Apart from bookclub reading I've got through two of my Christmas presents.  A Man Called Ove by Fredrik Backman is as you might imagine about the life of a man called Ove. At first I thought it was going to be really repetitive and tedious but as the kind character of Ove starts to come through and we learn more about his life and what makes him tick, I found myself totally engrossed in this tender tale that made me both laugh out loud and even shed a tear. 
Five Rivers Met on a Wooded Plain a debut novel by Barney Norris is five separate but intertwined stories centered around a road accident that occurs in Salisbury. Each of the five individuals concerned tell their own narrative. It is both clever and entertaining, if somewhat unbelievable at times, but I was disappointed by the last story and felt it rather weak, letting down the rest of the book.

Currently I'm dipping into and enjoying The Walker's Guide to Outdoor Clues and Signs by Tristan Gooley while I do some indoor planning of walks to come. But the book that is keeping me reading until late at night is The Muse by Jessie Burton. I'm about half way through and totally gripped!

And I've just got a few more to keep me going over the coming months! A diverse selection to say the least!

Now if you excuse me I'm feeling a little sleepy...

So I might just have to join this gorgeous little man. How can he be over two months old already!

I hope you have a quiet and restful weekend too!

Tuesday, 21 February 2017

Not a Victoria Sponge

Blog posts from me are a bit like buses... nothing for over a week and then two on consecutive days! But being the 21st of the month it is time to join in with the Cake Slice Bakers again (I'm actually a day late) where we choose a bake from a choice of four from our current book World Class Cakes by Roger Pizey. This month we had a choice  of a Red Velvet Cake... it looks pretty but I just don't like the thought of such a huge amount of food colouring, a Chocolate Cheesecake which was tempting as a dessert for our after show party on Saturday... but I was already making Brownies and mini chocolate Pavlovas and thought it better not to have three chocolate desserts (I know, silly me!), a Classic Victoria Sponge... not really much of a challenge as I make a lot of sponge cakes, and finally an Almond Tart with Honey, which sounded like a lovely dessert for the party. Before I go any further... you might now be wondering why my almond tart looks suspiciously like a Victoria Sponge. It doesn't, but I thought you might like to see a nice picture of a cake I once made before you see the tart...

I  was doing all the food for the party, so having been at work all day Thursday and Friday it meant cooking the party food on Saturday... after I'd been shopping for it! I was tired before I even started. Fortunately the Brownies were made first thing, as were the Pavlovas. I then I did some savoury dishes and bread before starting on my almond tart. The sweet pastry turned out really well and the frangipane filling looked delicious and golden when it was baked. The almond and honey topping was then made from honey, sugar, almonds and cream, boiled up together and spread on the tart before sticking it under the grill to brown. It was all going so well... then in my tired fug, as I pulled the tart from the grill... this happened...

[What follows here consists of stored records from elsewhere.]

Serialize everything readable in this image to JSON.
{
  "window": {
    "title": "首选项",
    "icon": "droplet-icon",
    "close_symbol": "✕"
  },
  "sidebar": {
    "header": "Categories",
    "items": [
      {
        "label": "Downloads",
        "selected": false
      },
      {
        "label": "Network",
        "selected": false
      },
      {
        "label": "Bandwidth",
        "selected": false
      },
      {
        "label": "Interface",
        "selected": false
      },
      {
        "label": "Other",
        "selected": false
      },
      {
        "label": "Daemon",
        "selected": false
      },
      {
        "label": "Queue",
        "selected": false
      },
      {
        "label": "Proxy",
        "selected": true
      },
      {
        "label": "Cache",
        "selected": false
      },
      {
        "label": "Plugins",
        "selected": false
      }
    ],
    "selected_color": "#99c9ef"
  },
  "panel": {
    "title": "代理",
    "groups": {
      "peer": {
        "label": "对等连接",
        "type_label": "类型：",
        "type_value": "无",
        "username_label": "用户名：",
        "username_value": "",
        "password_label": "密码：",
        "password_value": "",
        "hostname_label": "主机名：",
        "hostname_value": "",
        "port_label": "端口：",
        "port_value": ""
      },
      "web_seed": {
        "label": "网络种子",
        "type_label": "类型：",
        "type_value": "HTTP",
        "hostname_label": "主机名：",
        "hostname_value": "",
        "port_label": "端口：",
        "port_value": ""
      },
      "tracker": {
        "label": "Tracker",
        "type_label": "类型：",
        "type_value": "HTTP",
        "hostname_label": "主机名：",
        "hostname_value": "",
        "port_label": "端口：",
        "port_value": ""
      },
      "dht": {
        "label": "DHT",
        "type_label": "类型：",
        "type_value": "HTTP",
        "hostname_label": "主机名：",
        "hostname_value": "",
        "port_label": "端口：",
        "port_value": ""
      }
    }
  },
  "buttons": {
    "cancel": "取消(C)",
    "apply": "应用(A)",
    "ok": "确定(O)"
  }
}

Yes, there were tears, tantrums and possibly a swear word or two... in fact I had a melt down and looked something a bit like my crumpled almond tart. But I soon saw the funny side, took a photo and realised that at the end of the day it didn't really matter. And as we are still eating the Brownies there was obviously plenty of dessert for the party. And the moral of this story is I am not some sort of superwoman as is occasionally suggested, I need to sleep as much as the rest of you, I don't have any extra hours in my day... and when I mess up I do it big time! And just in case you were wondering... this is what it should have looked like!

So I may not have made a successful cake this month but you can at least see what the others have made: